Already more than 30 food products contain the company's fruit and vegetable powder that revs up a food's nutritional value -- including the Girl Scouts' Mango Crèmes cookies -- earning the company a write-up in Forbes Magazine in January.
NutriFusion is also in talks with the U.S. Department of Defense, four of the country's largest consumer-goods companies and with international companies to include the additive in a variety of new foods and beverages, said Bill Grand, NurtiFusion's CEO.
"He's just beginning to get this hands around the national and international places this will take him. It's very exciting," said Larry Hughes, special assistant to the director of the incubator.
Grand credits the incubator, officially named the Don Ryan Center for Innovation , with providing managerial guidance and connecting him and his partners with Mark Kindy, a researcher at the Medical University of South Carolina.
"The incubator was very good to us and helped us branch out into a lot of different areas and get the help we needed to grow," Grand said.
Grand believes he has lots of reasons to be even more optimistic.
"It is a tremendous product," he said. "The CDC, the American Cancer Society -- and the list goes on and on -- are all warning about an impending health crisis because the American public is not eating enough fruits and vegetables. And that leads to a whole string of health issues, everything from diabetes (to) heart disease (to) premature aging."

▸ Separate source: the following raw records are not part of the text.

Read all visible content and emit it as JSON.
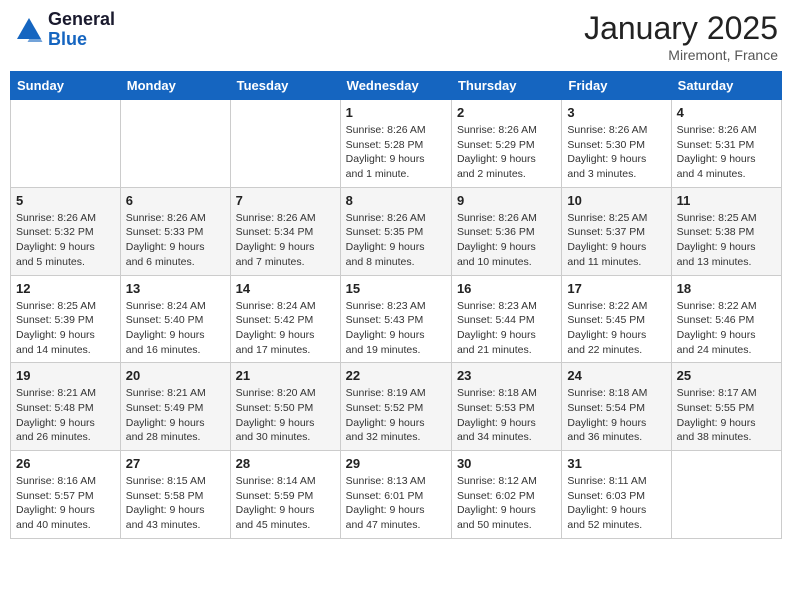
{
  "header": {
    "logo_general": "General",
    "logo_blue": "Blue",
    "month_title": "January 2025",
    "location": "Miremont, France"
  },
  "days_of_week": [
    "Sunday",
    "Monday",
    "Tuesday",
    "Wednesday",
    "Thursday",
    "Friday",
    "Saturday"
  ],
  "weeks": [
    [
      {
        "day": "",
        "info": ""
      },
      {
        "day": "",
        "info": ""
      },
      {
        "day": "",
        "info": ""
      },
      {
        "day": "1",
        "info": "Sunrise: 8:26 AM\nSunset: 5:28 PM\nDaylight: 9 hours\nand 1 minute."
      },
      {
        "day": "2",
        "info": "Sunrise: 8:26 AM\nSunset: 5:29 PM\nDaylight: 9 hours\nand 2 minutes."
      },
      {
        "day": "3",
        "info": "Sunrise: 8:26 AM\nSunset: 5:30 PM\nDaylight: 9 hours\nand 3 minutes."
      },
      {
        "day": "4",
        "info": "Sunrise: 8:26 AM\nSunset: 5:31 PM\nDaylight: 9 hours\nand 4 minutes."
      }
    ],
    [
      {
        "day": "5",
        "info": "Sunrise: 8:26 AM\nSunset: 5:32 PM\nDaylight: 9 hours\nand 5 minutes."
      },
      {
        "day": "6",
        "info": "Sunrise: 8:26 AM\nSunset: 5:33 PM\nDaylight: 9 hours\nand 6 minutes."
      },
      {
        "day": "7",
        "info": "Sunrise: 8:26 AM\nSunset: 5:34 PM\nDaylight: 9 hours\nand 7 minutes."
      },
      {
        "day": "8",
        "info": "Sunrise: 8:26 AM\nSunset: 5:35 PM\nDaylight: 9 hours\nand 8 minutes."
      },
      {
        "day": "9",
        "info": "Sunrise: 8:26 AM\nSunset: 5:36 PM\nDaylight: 9 hours\nand 10 minutes."
      },
      {
        "day": "10",
        "info": "Sunrise: 8:25 AM\nSunset: 5:37 PM\nDaylight: 9 hours\nand 11 minutes."
      },
      {
        "day": "11",
        "info": "Sunrise: 8:25 AM\nSunset: 5:38 PM\nDaylight: 9 hours\nand 13 minutes."
      }
    ],
    [
      {
        "day": "12",
        "info": "Sunrise: 8:25 AM\nSunset: 5:39 PM\nDaylight: 9 hours\nand 14 minutes."
      },
      {
        "day": "13",
        "info": "Sunrise: 8:24 AM\nSunset: 5:40 PM\nDaylight: 9 hours\nand 16 minutes."
      },
      {
        "day": "14",
        "info": "Sunrise: 8:24 AM\nSunset: 5:42 PM\nDaylight: 9 hours\nand 17 minutes."
      },
      {
        "day": "15",
        "info": "Sunrise: 8:23 AM\nSunset: 5:43 PM\nDaylight: 9 hours\nand 19 minutes."
      },
      {
        "day": "16",
        "info": "Sunrise: 8:23 AM\nSunset: 5:44 PM\nDaylight: 9 hours\nand 21 minutes."
      },
      {
        "day": "17",
        "info": "Sunrise: 8:22 AM\nSunset: 5:45 PM\nDaylight: 9 hours\nand 22 minutes."
      },
      {
        "day": "18",
        "info": "Sunrise: 8:22 AM\nSunset: 5:46 PM\nDaylight: 9 hours\nand 24 minutes."
      }
    ],
    [
      {
        "day": "19",
        "info": "Sunrise: 8:21 AM\nSunset: 5:48 PM\nDaylight: 9 hours\nand 26 minutes."
      },
      {
        "day": "20",
        "info": "Sunrise: 8:21 AM\nSunset: 5:49 PM\nDaylight: 9 hours\nand 28 minutes."
      },
      {
        "day": "21",
        "info": "Sunrise: 8:20 AM\nSunset: 5:50 PM\nDaylight: 9 hours\nand 30 minutes."
      },
      {
        "day": "22",
        "info": "Sunrise: 8:19 AM\nSunset: 5:52 PM\nDaylight: 9 hours\nand 32 minutes."
      },
      {
        "day": "23",
        "info": "Sunrise: 8:18 AM\nSunset: 5:53 PM\nDaylight: 9 hours\nand 34 minutes."
      },
      {
        "day": "24",
        "info": "Sunrise: 8:18 AM\nSunset: 5:54 PM\nDaylight: 9 hours\nand 36 minutes."
      },
      {
        "day": "25",
        "info": "Sunrise: 8:17 AM\nSunset: 5:55 PM\nDaylight: 9 hours\nand 38 minutes."
      }
    ],
    [
      {
        "day": "26",
        "info": "Sunrise: 8:16 AM\nSunset: 5:57 PM\nDaylight: 9 hours\nand 40 minutes."
      },
      {
        "day": "27",
        "info": "Sunrise: 8:15 AM\nSunset: 5:58 PM\nDaylight: 9 hours\nand 43 minutes."
      },
      {
        "day": "28",
        "info": "Sunrise: 8:14 AM\nSunset: 5:59 PM\nDaylight: 9 hours\nand 45 minutes."
      },
      {
        "day": "29",
        "info": "Sunrise: 8:13 AM\nSunset: 6:01 PM\nDaylight: 9 hours\nand 47 minutes."
      },
      {
        "day": "30",
        "info": "Sunrise: 8:12 AM\nSunset: 6:02 PM\nDaylight: 9 hours\nand 50 minutes."
      },
      {
        "day": "31",
        "info": "Sunrise: 8:11 AM\nSunset: 6:03 PM\nDaylight: 9 hours\nand 52 minutes."
      },
      {
        "day": "",
        "info": ""
      }
    ]
  ]
}
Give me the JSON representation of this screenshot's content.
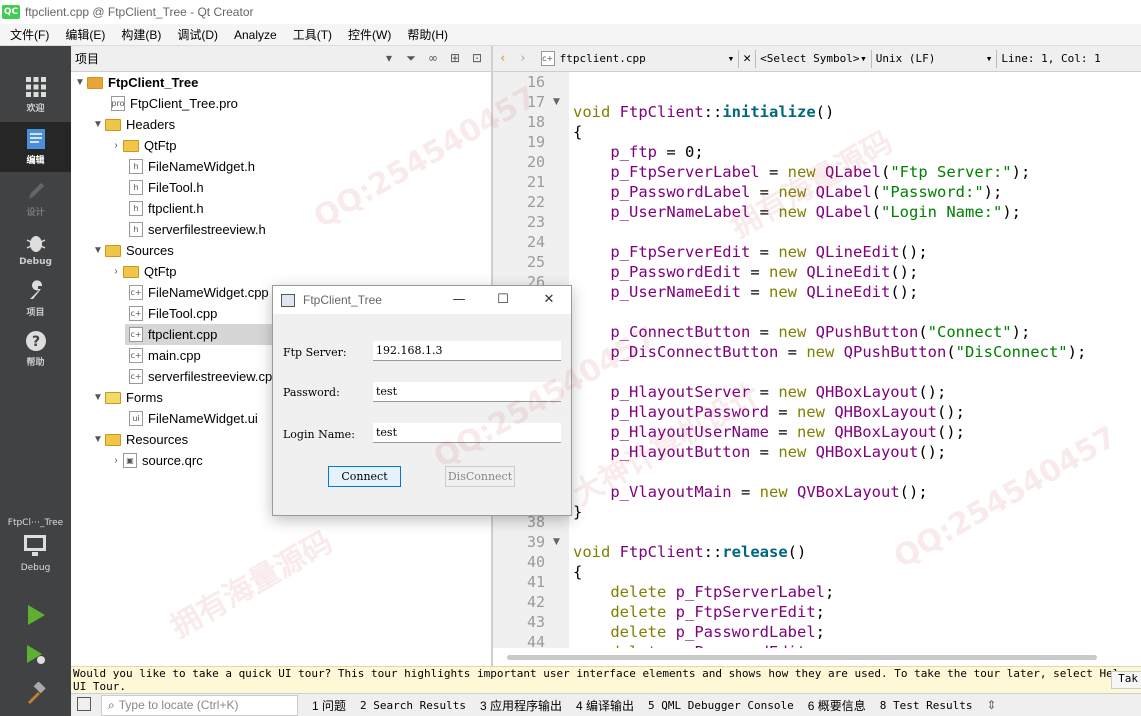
{
  "window": {
    "logo": "QC",
    "title": "ftpclient.cpp @ FtpClient_Tree - Qt Creator"
  },
  "menu": [
    "文件(F)",
    "编辑(E)",
    "构建(B)",
    "调试(D)",
    "Analyze",
    "工具(T)",
    "控件(W)",
    "帮助(H)"
  ],
  "modes": {
    "welcome": "欢迎",
    "edit": "编辑",
    "design": "设计",
    "debug": "Debug",
    "projects": "项目",
    "help": "帮助"
  },
  "kit": {
    "project": "FtpCl⋯_Tree",
    "mode": "Debug"
  },
  "project_panel": {
    "title": "项目",
    "tree": [
      {
        "label": "FtpClient_Tree",
        "bold": true
      },
      {
        "label": "FtpClient_Tree.pro"
      },
      {
        "label": "Headers"
      },
      {
        "label": "QtFtp"
      },
      {
        "label": "FileNameWidget.h"
      },
      {
        "label": "FileTool.h"
      },
      {
        "label": "ftpclient.h"
      },
      {
        "label": "serverfilestreeview.h"
      },
      {
        "label": "Sources"
      },
      {
        "label": "QtFtp"
      },
      {
        "label": "FileNameWidget.cpp"
      },
      {
        "label": "FileTool.cpp"
      },
      {
        "label": "ftpclient.cpp"
      },
      {
        "label": "main.cpp"
      },
      {
        "label": "serverfilestreeview.cp"
      },
      {
        "label": "Forms"
      },
      {
        "label": "FileNameWidget.ui"
      },
      {
        "label": "Resources"
      },
      {
        "label": "source.qrc"
      }
    ]
  },
  "editor_toolbar": {
    "file": "ftpclient.cpp",
    "symbol": "<Select Symbol>",
    "line_ending": "Unix (LF)",
    "position": "Line: 1, Col: 1"
  },
  "editor": {
    "line_numbers": [
      "16",
      "17",
      "18",
      "19",
      "20",
      "21",
      "22",
      "23",
      "24",
      "25",
      "26",
      "27",
      "28",
      "29",
      "30",
      "31",
      "32",
      "33",
      "34",
      "35",
      "36",
      "37",
      "38",
      "39",
      "40",
      "41",
      "42",
      "43",
      "44"
    ]
  },
  "info_bar": {
    "message": "Would you like to take a quick UI tour? This tour highlights important user interface elements and shows how they are used. To take the tour later, select Help > UI Tour.",
    "button": "Tak"
  },
  "status_bar": {
    "locator_placeholder": "Type to locate (Ctrl+K)",
    "panes": [
      "1 问题",
      "2 Search Results",
      "3 应用程序输出",
      "4 编译输出",
      "5 QML Debugger Console",
      "6 概要信息",
      "8 Test Results"
    ]
  },
  "dialog": {
    "title": "FtpClient_Tree",
    "ftp_server_label": "Ftp Server:",
    "ftp_server_value": "192.168.1.3",
    "password_label": "Password:",
    "password_value": "test",
    "login_label": "Login Name:",
    "login_value": "test",
    "connect": "Connect",
    "disconnect": "DisConnect"
  },
  "watermarks": [
    "QQ:254540457",
    "拥有海量源码",
    "大神计算机设计"
  ]
}
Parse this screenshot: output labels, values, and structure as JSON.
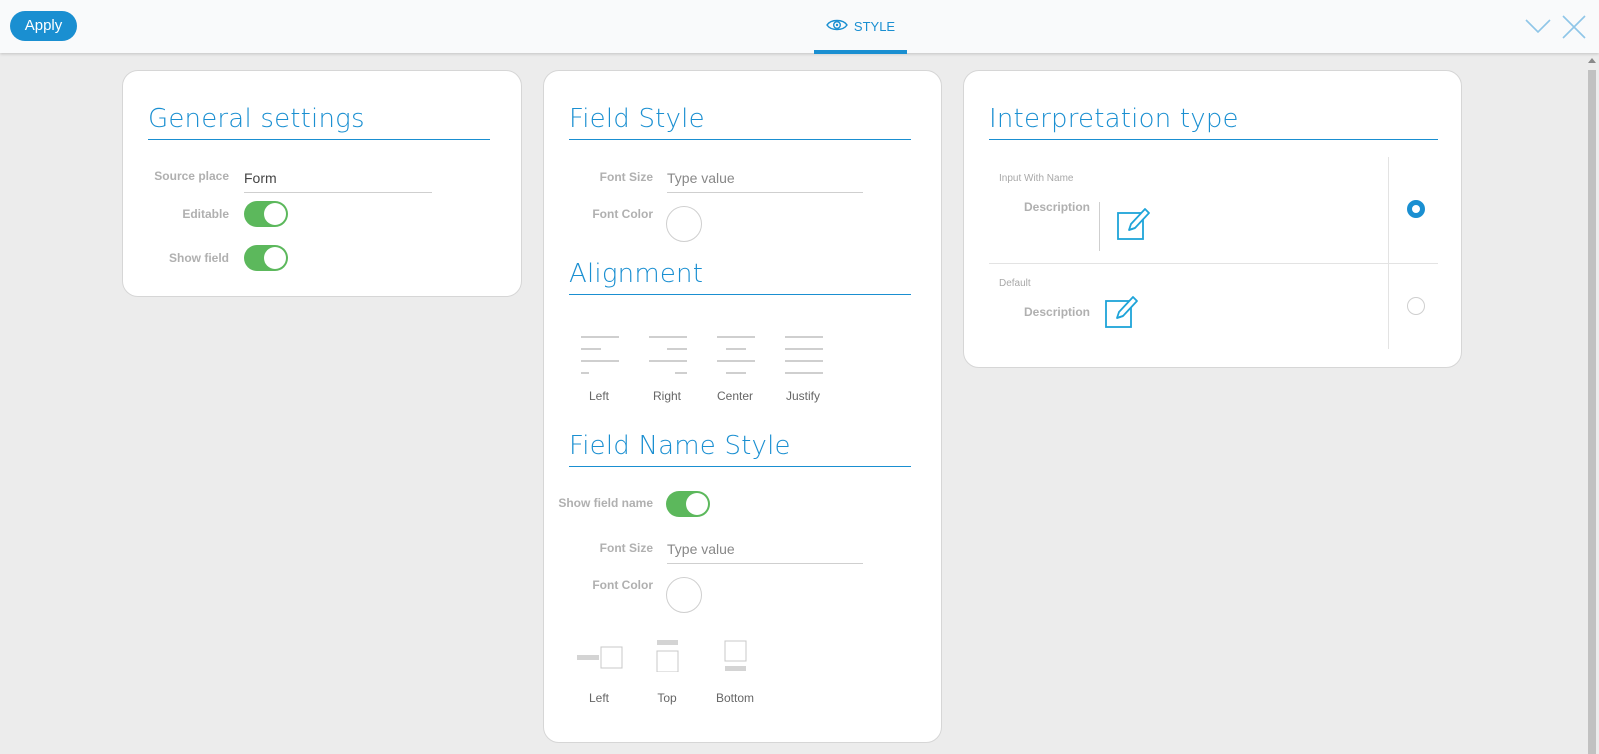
{
  "toolbar": {
    "apply_label": "Apply",
    "tab_label": "STYLE",
    "accent": "#1a8fd1",
    "icons": [
      "eye-icon",
      "chevron-down-icon",
      "close-icon"
    ]
  },
  "general": {
    "title": "General settings",
    "source_place_label": "Source place",
    "source_place_value": "Form",
    "editable_label": "Editable",
    "editable_on": true,
    "show_field_label": "Show field",
    "show_field_on": true,
    "toggle_color": "#5cb85c"
  },
  "field_style": {
    "title": "Field Style",
    "font_size_label": "Font Size",
    "font_size_placeholder": "Type value",
    "font_color_label": "Font Color"
  },
  "alignment": {
    "title": "Alignment",
    "options": [
      {
        "label": "Left",
        "icon": "align-left-icon"
      },
      {
        "label": "Right",
        "icon": "align-right-icon"
      },
      {
        "label": "Center",
        "icon": "align-center-icon"
      },
      {
        "label": "Justify",
        "icon": "align-justify-icon"
      }
    ]
  },
  "field_name_style": {
    "title": "Field Name Style",
    "show_field_name_label": "Show field name",
    "show_field_name_on": true,
    "font_size_label": "Font Size",
    "font_size_placeholder": "Type value",
    "font_color_label": "Font Color",
    "positions": [
      {
        "label": "Left",
        "icon": "label-left-icon"
      },
      {
        "label": "Top",
        "icon": "label-top-icon"
      },
      {
        "label": "Bottom",
        "icon": "label-bottom-icon"
      }
    ]
  },
  "interpretation": {
    "title": "Interpretation type",
    "options": [
      {
        "name": "Input With Name",
        "description": "Description",
        "selected": true,
        "icon": "edit-icon"
      },
      {
        "name": "Default",
        "description": "Description",
        "selected": false,
        "icon": "edit-icon"
      }
    ]
  }
}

But Americans are hesitant to put down their snacks, sodas and other processed foods in favor of fresh fruits and vegetables. "So it puts us in a very unique position because it solves many of the nutritional deficiencies in the American diet," he said.
Grand's business partner, Stephen Perry, developed the technology, and Grand, whose background is in sales and marketing, worked on commercializing it, including securing a spot in Bluffton's incubator.
It's one of 11 companies that have worked in the center.
The town of Bluffton, a handful of local businesses and Clemson University support the incubator financially, providing entrepreneurs with subsidized office space in Buckwalter Place, business advice and help finding seed money.
Ultimately, the companies are supposed to move out of the incubator, create jobs and aid the region's efforts to build a business niche, often in emerging-technology fields.
Grand said he hopes to increase production so he can soon start a plant, somewhere in the Southeast.
"It may just be in Bluffton," he said.